This study undertook a physico-chemical characterisation of particle emissions from a single compression ignition engine operated at one test mode with 3 biodiesel fuels made from 3 different feedstocks (i.e. soy, tallow and canola) at 4 different blend percentages (20%, 40%, 60% and 80%) to gain insights into their particle-related health effects. Particle physical properties were inferred by measuring particle number size distributions both with and without heating within a thermodenuder (TD) and also by measuring particulate matter (PM) emission factors with an aerodynamic diameter less than 10 μm (PM10). The chemical properties of particulates were investigated by measuring particle and vapour phase Polycyclic Aromatic Hydrocarbons (PAHs) and also Reactive Oxygen Species (ROS) concentrations. The particle number size distributions showed strong dependency on feedstock and blend percentage with some fuel types showing increased particle number emissions, whilst others showed particle number reductions. In addition, the median particle diameter decreased as the blend percentage was increased. Particle and vapour phase PAHs were generally reduced with biodiesel, with the results being relatively independent of the blend percentage. The ROS concentrations increased monotonically with biodiesel blend percentage, but did not exhibit strong feedstock variability. Furthermore, the ROS concentrations correlated quite well with the organic volume percentage of particles – a quantity which increased with increasing blend percentage. At higher blend percentages, the particle surface area was significantly reduced, but the particles were internally mixed with a greater organic volume percentage (containing ROS) which has implications for using surface area as a regulatory metric for diesel particulate matter (DPM) emissions

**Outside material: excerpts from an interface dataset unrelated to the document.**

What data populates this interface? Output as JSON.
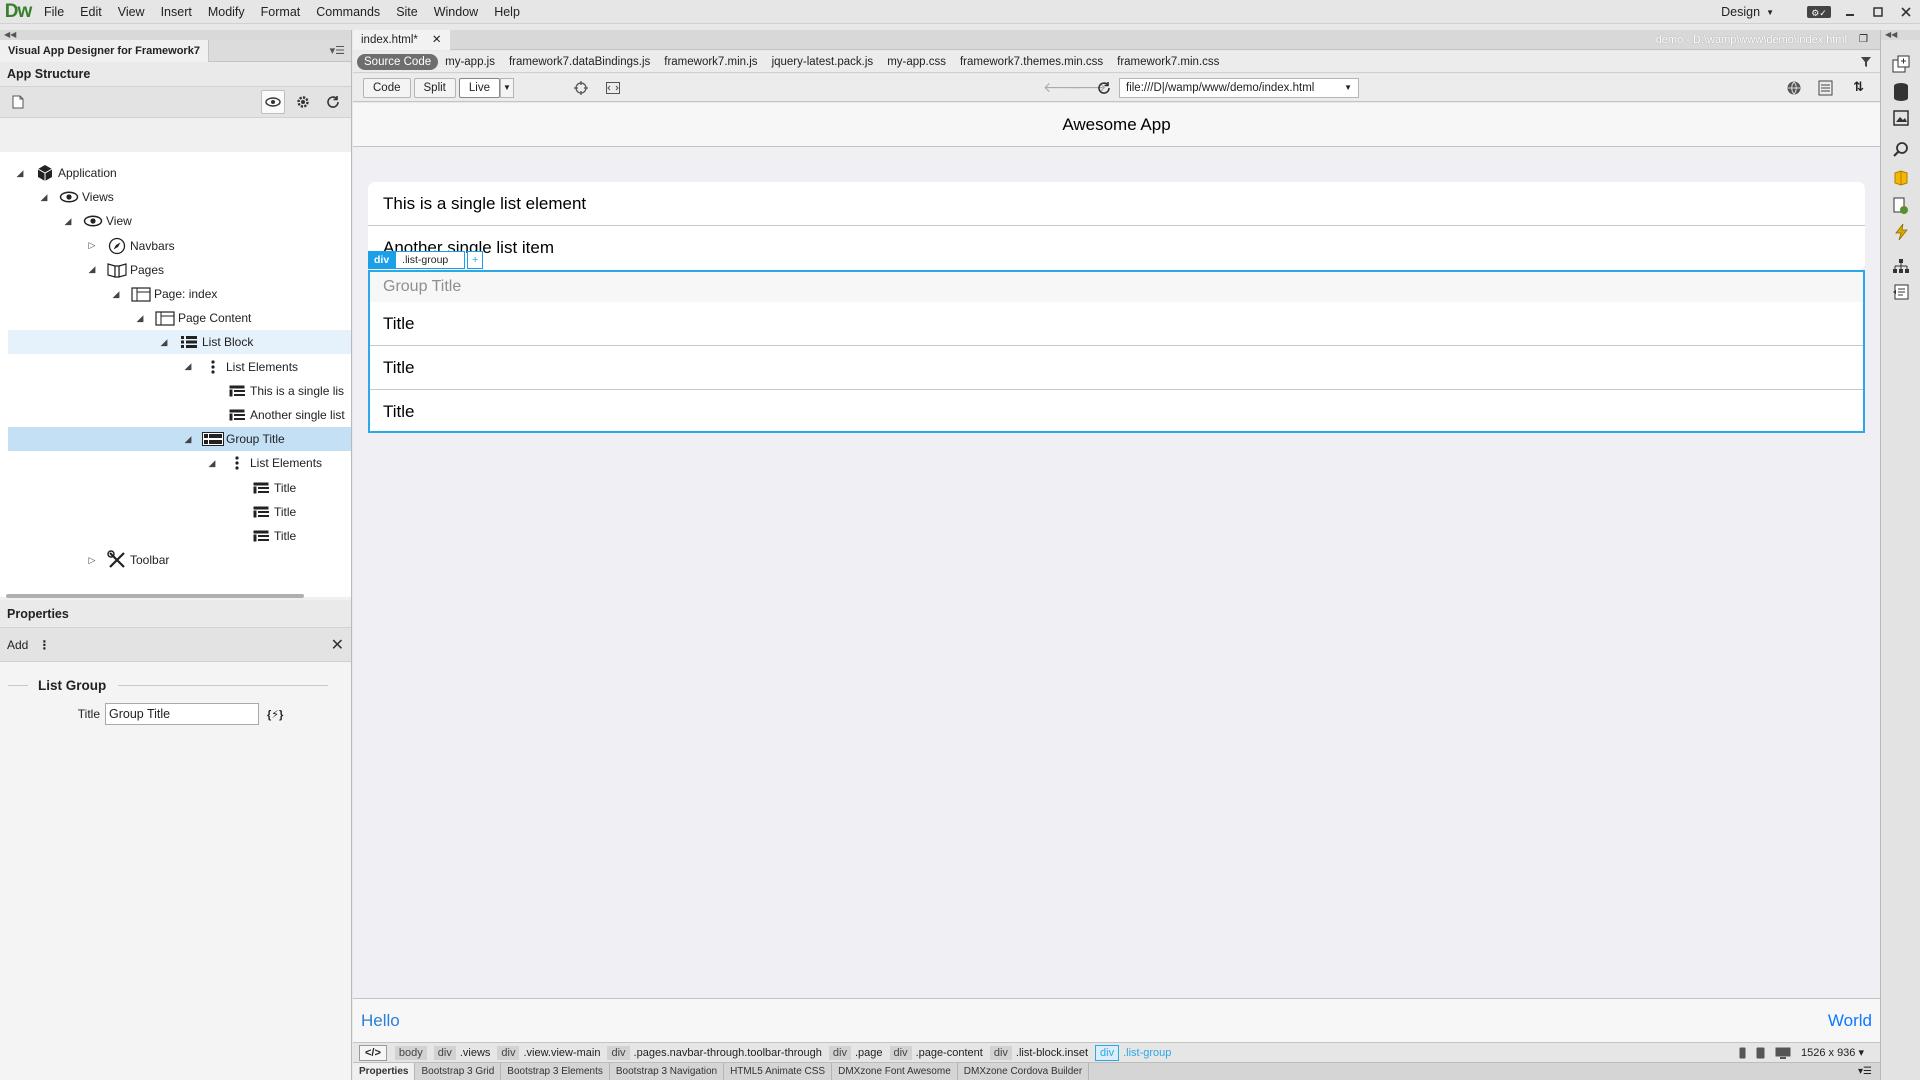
{
  "menubar": {
    "logo": "Dw",
    "items": [
      "File",
      "Edit",
      "View",
      "Insert",
      "Modify",
      "Format",
      "Commands",
      "Site",
      "Window",
      "Help"
    ],
    "workspace": "Design"
  },
  "left_panel": {
    "tab": "Visual App Designer for Framework7",
    "structure_title": "App Structure",
    "tree": [
      {
        "label": "Application",
        "level": 0
      },
      {
        "label": "Views",
        "level": 1
      },
      {
        "label": "View",
        "level": 2
      },
      {
        "label": "Navbars",
        "level": 3
      },
      {
        "label": "Pages",
        "level": 3
      },
      {
        "label": "Page: index",
        "level": 4
      },
      {
        "label": "Page Content",
        "level": 5
      },
      {
        "label": "List Block",
        "level": 6
      },
      {
        "label": "List Elements",
        "level": 7
      },
      {
        "label": "This is a single lis",
        "level": 8
      },
      {
        "label": "Another single list",
        "level": 8
      },
      {
        "label": "Group Title",
        "level": 7
      },
      {
        "label": "List Elements",
        "level": 8
      },
      {
        "label": "Title",
        "level": 9
      },
      {
        "label": "Title",
        "level": 9
      },
      {
        "label": "Title",
        "level": 9
      },
      {
        "label": "Toolbar",
        "level": 3
      }
    ],
    "properties_title": "Properties",
    "add_label": "Add",
    "group_name": "List Group",
    "title_label": "Title",
    "title_value": "Group Title",
    "bind_label": "{⚡}"
  },
  "document": {
    "tab_name": "index.html*",
    "path": "demo - D:\\wamp\\www\\demo\\index.html",
    "related_files": [
      "Source Code",
      "my-app.js",
      "framework7.dataBindings.js",
      "framework7.min.js",
      "jquery-latest.pack.js",
      "my-app.css",
      "framework7.themes.min.css",
      "framework7.min.css"
    ],
    "view_buttons": [
      "Code",
      "Split",
      "Live"
    ],
    "url": "file:///D|/wamp/www/demo/index.html"
  },
  "app": {
    "navbar_title": "Awesome App",
    "list_items": [
      "This is a single list element",
      "Another single list item"
    ],
    "group_title": "Group Title",
    "group_items": [
      "Title",
      "Title",
      "Title"
    ],
    "selection_tag": "div",
    "selection_class": ".list-group",
    "toolbar_left": "Hello",
    "toolbar_right": "World"
  },
  "tagbar": {
    "code_label": "</>",
    "crumbs": [
      {
        "tag": "body",
        "cls": ""
      },
      {
        "tag": "div",
        "cls": ".views"
      },
      {
        "tag": "div",
        "cls": ".view.view-main"
      },
      {
        "tag": "div",
        "cls": ".pages.navbar-through.toolbar-through"
      },
      {
        "tag": "div",
        "cls": ".page"
      },
      {
        "tag": "div",
        "cls": ".page-content"
      },
      {
        "tag": "div",
        "cls": ".list-block.inset"
      },
      {
        "tag": "div",
        "cls": ".list-group"
      }
    ],
    "size": "1526 x 936"
  },
  "bottom_tabs": [
    "Properties",
    "Bootstrap 3 Grid",
    "Bootstrap 3 Elements",
    "Bootstrap 3 Navigation",
    "HTML5 Animate CSS",
    "DMXzone Font Awesome",
    "DMXzone Cordova Builder"
  ],
  "colors": {
    "accent": "#2ba8e6",
    "selected_row": "#c4e0f5",
    "link": "#0a7aff"
  }
}
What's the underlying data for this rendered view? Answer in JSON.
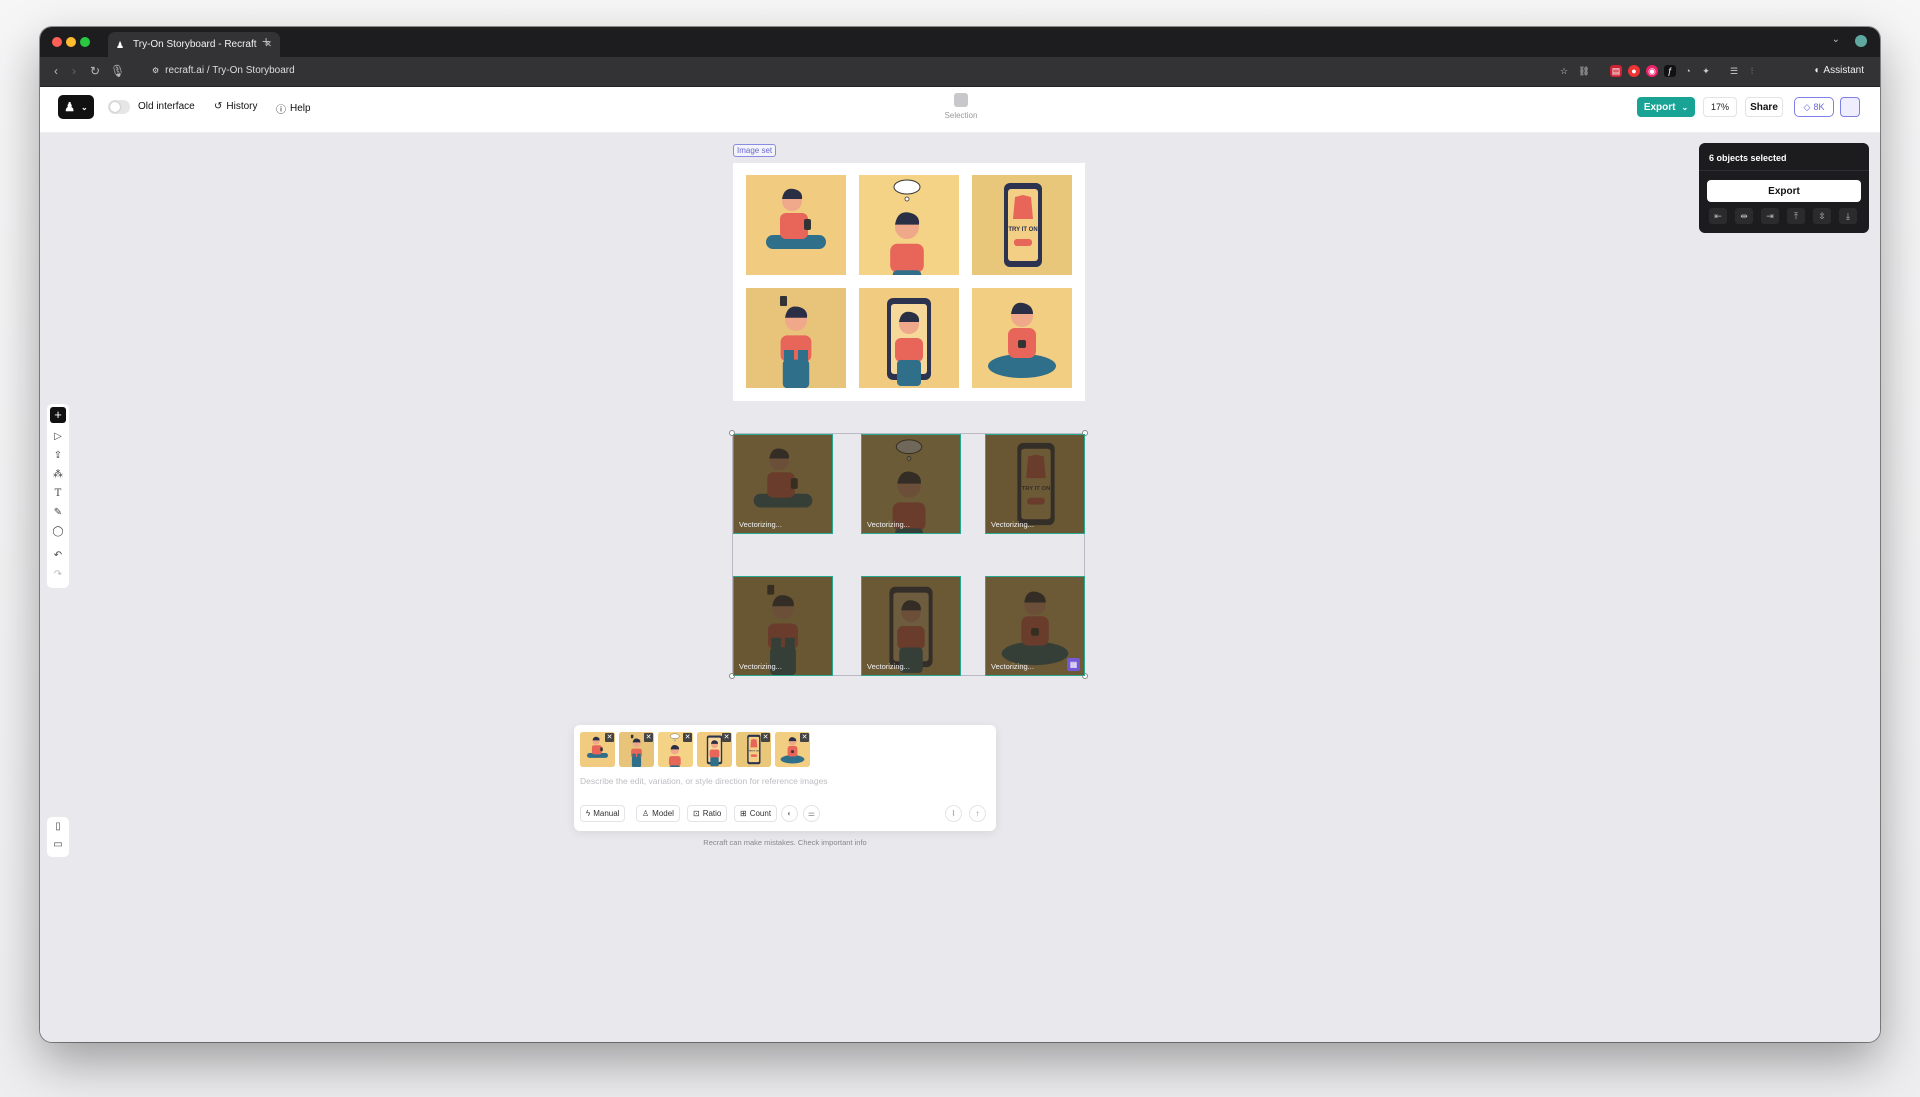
{
  "browser": {
    "tab_title": "Try-On Storyboard - Recraft",
    "url": "recraft.ai / Try-On Storyboard",
    "assistant_label": "Assistant"
  },
  "header": {
    "old_interface_label": "Old interface",
    "history_label": "History",
    "help_label": "Help",
    "selection_label": "Selection",
    "export_label": "Export",
    "zoom_value": "17%",
    "share_label": "Share",
    "credits_value": "8K"
  },
  "canvas": {
    "image_set_tag": "Image set",
    "images": [
      {
        "name": "man-sitting-phone",
        "bg": "#f1cc80"
      },
      {
        "name": "man-thinking",
        "bg": "#f4d386"
      },
      {
        "name": "phone-try-it-on",
        "bg": "#e9c77a",
        "text": "TRY IT ON"
      },
      {
        "name": "man-selfie",
        "bg": "#e8c47b"
      },
      {
        "name": "man-in-phone-frame",
        "bg": "#f1cc80"
      },
      {
        "name": "man-cross-legged-phone",
        "bg": "#f2ce83"
      }
    ],
    "vectorizing": [
      {
        "label": "Vectorizing..."
      },
      {
        "label": "Vectorizing..."
      },
      {
        "label": "Vectorizing..."
      },
      {
        "label": "Vectorizing..."
      },
      {
        "label": "Vectorizing..."
      },
      {
        "label": "Vectorizing..."
      }
    ]
  },
  "selection_panel": {
    "title": "6 objects selected",
    "export_label": "Export",
    "align_icons": [
      "align-left-icon",
      "align-center-horizontal-icon",
      "align-right-icon",
      "align-top-icon",
      "align-middle-vertical-icon",
      "align-bottom-icon"
    ]
  },
  "prompt": {
    "placeholder": "Describe the edit, variation, or style direction for reference images",
    "manual_label": "Manual",
    "model_label": "Model",
    "ratio_label": "Ratio",
    "count_label": "Count",
    "disclaimer": "Recraft can make mistakes. Check important info"
  },
  "colors": {
    "accent_teal": "#18a394",
    "accent_purple": "#7f7fe8",
    "skin": "#f0a88a",
    "shirt": "#e8655a",
    "pants": "#2f6f8a",
    "hair": "#2a2f45"
  }
}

To submit an update or takedown request for this paper, please submit an Update/Correction/Removal Request.